1) The mate attraction model, which proposes that humans (especially men, according to this theory) create art in order to attract potential mating partners,
2) The status-seeking model, which postulates that humans, both men, and women (but again, predominantly men), engage in creative cultural displays in order to impress members of the same sex (and occasionally those of the opposite one) in order to gain prestige, and…
3) …The cognitive byproduct model, argues that art in all its forms doesn’t serve a specific function.
Dudes who practice chords want to get laid more; dudes who play fast want to impress other dudes? Well…
After comparing all of these parameters against each other, the study certainly came up with some interesting findings.

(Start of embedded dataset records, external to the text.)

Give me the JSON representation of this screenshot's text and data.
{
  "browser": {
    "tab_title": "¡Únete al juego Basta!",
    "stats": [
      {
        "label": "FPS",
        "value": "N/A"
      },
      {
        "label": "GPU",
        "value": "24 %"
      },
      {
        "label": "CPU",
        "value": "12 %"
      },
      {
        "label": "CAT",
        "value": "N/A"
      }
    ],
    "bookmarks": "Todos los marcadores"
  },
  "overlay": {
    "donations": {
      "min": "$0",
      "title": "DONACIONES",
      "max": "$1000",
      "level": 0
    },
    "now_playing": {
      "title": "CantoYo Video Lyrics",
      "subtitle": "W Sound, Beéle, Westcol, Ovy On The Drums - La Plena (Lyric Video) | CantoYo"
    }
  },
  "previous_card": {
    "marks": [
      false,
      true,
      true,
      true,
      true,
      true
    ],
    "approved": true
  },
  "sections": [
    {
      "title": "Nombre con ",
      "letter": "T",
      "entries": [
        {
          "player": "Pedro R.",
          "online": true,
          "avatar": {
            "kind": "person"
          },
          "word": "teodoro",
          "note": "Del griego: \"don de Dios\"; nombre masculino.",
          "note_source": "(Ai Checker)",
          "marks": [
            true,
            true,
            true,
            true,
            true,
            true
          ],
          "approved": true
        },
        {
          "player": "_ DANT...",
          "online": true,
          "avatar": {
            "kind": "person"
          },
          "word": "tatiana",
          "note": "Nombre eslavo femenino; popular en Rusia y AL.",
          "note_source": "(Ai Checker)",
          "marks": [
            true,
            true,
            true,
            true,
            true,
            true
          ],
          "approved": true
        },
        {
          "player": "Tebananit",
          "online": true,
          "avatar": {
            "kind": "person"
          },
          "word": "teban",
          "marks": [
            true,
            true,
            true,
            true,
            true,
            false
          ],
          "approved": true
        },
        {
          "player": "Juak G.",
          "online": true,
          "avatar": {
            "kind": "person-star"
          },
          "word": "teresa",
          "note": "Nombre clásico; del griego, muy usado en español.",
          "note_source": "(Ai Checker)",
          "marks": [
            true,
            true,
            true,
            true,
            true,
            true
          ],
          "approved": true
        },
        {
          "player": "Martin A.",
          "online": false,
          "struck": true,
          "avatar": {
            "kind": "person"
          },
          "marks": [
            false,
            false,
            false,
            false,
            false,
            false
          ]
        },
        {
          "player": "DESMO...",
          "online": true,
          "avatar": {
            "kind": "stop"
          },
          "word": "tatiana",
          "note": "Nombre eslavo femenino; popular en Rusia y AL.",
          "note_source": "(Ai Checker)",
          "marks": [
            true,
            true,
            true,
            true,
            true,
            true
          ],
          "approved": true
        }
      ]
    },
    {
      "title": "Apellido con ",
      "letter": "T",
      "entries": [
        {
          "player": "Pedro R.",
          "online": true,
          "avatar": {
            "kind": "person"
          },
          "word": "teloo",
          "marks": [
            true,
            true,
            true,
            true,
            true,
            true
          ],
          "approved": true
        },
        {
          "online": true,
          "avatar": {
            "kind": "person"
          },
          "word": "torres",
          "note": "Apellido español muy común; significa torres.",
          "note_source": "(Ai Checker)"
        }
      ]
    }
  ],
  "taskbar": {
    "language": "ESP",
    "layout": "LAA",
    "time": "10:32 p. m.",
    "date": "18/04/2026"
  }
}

“Significant positive correlations” were found between time spent playing chords, the number of lifetime sexual partners, and the desire to engage in casual sex. In short, dudes who spend more time playing chords want to get laid more, and a fair few of them succeed in that pursuit.
When it comes to aspects of “extreme metal” playstyle, a positive correlation was only found between the participants’ speed of playing and their overall intrasexual competitiveness score. Even then, the participants’ playing speed could only be used to successfully predict superiority enjoyment, but not inferiority frustration. […]
Research shows that heterosexual men who learn to play extreme metal guitar are mostly motivated to do so in order to impress other heterosexual men.
— Quite Interesting (@qikipedia) October 2, 2022